This record shows the confessional list for the village of Opatovice in the parish of Rajhrad. Detail shows the family of Kašpar Urbánek, including his wife Mariana and daughter Mariana. They lived in house #37.

WHY were they collected?  Evidence of parishioners who received the sacrament of confession on Easter.
WHEN were they collected?   1656 – 20th century
WHO collected the records? Catholic parish offices
WHAT information can be found? Name and surname of the head-of-household, family members
In which ARCHIVES are they held? District archives, city archives
In which archive FILES can they be found?  Archives of parish offices
LANGUAGE of records Czech, German
AVAILABILITY  Very rare, mostly cover 18th and 19th century
What must be KNOWN before getting started? Name, town or village, and the parish
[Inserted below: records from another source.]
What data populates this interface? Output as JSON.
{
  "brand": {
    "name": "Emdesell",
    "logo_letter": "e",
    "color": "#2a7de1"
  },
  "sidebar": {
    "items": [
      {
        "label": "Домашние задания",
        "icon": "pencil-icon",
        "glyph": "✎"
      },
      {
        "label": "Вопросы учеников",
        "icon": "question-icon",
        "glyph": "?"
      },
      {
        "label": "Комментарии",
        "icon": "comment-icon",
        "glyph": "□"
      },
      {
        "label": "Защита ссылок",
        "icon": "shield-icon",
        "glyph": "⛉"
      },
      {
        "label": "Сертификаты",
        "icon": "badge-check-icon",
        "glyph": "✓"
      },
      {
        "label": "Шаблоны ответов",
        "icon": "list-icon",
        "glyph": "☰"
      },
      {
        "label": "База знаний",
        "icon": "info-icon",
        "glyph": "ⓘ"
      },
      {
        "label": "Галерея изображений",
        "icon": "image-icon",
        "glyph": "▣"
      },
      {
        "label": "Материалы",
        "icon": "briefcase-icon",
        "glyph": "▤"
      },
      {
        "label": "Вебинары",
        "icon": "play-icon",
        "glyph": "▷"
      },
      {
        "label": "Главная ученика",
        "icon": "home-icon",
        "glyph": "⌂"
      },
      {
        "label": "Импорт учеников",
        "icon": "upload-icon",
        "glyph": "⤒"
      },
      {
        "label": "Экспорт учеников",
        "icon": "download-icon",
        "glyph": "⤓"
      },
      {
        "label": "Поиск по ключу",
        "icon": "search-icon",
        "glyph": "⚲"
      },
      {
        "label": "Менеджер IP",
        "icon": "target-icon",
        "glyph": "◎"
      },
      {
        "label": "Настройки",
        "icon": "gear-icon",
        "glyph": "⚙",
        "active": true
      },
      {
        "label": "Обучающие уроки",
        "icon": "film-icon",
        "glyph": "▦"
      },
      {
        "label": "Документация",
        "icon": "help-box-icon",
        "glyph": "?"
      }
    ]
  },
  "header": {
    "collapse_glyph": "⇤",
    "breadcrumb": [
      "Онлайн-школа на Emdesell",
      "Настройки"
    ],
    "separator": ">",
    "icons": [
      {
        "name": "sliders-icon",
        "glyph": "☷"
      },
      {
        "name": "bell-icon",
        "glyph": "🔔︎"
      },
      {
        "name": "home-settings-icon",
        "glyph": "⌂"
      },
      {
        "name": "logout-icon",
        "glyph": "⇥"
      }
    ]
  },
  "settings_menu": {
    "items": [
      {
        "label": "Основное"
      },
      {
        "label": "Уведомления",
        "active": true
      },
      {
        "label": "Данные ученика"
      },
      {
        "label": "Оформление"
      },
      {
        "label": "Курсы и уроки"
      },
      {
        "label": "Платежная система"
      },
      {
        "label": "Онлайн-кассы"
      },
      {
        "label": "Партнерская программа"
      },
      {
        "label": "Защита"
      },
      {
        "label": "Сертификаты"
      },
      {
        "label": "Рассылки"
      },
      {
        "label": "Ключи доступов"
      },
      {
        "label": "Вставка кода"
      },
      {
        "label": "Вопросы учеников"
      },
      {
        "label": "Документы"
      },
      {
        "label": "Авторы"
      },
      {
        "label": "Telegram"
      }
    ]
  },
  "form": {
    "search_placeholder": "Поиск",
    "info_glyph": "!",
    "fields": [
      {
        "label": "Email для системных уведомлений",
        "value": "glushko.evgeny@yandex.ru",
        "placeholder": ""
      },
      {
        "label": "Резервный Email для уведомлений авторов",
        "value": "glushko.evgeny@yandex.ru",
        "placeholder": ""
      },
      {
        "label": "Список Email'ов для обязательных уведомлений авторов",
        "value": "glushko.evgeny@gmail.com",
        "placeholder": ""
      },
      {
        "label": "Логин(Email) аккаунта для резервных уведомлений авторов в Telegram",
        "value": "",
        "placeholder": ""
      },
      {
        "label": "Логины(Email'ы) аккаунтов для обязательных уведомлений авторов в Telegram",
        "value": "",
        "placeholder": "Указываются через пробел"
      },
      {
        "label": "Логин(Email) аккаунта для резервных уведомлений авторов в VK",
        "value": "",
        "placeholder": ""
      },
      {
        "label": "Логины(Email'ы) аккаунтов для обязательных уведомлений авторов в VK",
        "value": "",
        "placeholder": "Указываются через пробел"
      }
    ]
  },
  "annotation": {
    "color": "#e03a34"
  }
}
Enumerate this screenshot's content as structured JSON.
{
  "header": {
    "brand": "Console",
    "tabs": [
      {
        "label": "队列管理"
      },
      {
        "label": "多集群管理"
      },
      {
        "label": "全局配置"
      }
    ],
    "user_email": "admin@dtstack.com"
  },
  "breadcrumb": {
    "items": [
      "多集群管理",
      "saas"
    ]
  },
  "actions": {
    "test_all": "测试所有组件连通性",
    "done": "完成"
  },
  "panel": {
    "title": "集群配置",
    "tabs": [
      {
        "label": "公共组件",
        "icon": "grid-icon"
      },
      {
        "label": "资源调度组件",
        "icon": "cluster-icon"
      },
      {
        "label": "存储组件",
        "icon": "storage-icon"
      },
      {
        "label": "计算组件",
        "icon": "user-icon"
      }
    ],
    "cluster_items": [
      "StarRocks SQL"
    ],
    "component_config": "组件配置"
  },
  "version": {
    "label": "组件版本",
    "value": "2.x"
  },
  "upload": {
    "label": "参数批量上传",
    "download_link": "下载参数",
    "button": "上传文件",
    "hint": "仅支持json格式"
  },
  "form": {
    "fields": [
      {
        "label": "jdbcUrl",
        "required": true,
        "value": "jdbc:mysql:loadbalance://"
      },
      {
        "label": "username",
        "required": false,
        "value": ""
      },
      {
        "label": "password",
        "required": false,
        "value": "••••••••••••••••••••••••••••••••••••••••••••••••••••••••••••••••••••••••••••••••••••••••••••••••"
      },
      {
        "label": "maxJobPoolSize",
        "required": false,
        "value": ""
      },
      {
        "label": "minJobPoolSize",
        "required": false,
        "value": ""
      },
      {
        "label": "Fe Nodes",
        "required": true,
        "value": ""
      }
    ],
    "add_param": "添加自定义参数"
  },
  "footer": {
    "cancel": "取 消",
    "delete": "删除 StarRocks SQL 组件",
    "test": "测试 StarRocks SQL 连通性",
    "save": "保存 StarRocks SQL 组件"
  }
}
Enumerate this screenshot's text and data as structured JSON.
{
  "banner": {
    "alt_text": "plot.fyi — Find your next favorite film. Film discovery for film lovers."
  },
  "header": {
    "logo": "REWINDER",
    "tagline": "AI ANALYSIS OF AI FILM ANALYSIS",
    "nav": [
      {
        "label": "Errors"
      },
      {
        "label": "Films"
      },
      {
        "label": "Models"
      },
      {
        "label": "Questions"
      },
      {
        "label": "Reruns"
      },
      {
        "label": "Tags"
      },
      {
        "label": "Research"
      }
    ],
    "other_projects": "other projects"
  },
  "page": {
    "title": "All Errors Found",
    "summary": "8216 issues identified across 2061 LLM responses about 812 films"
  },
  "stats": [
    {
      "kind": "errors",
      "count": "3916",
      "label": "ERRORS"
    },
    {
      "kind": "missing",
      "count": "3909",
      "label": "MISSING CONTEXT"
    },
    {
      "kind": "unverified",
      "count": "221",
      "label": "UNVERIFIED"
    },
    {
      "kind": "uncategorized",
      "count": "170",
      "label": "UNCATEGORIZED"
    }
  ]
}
Czech expression

Zpovědní rejstřík (plural = Zpovědní rejstříky)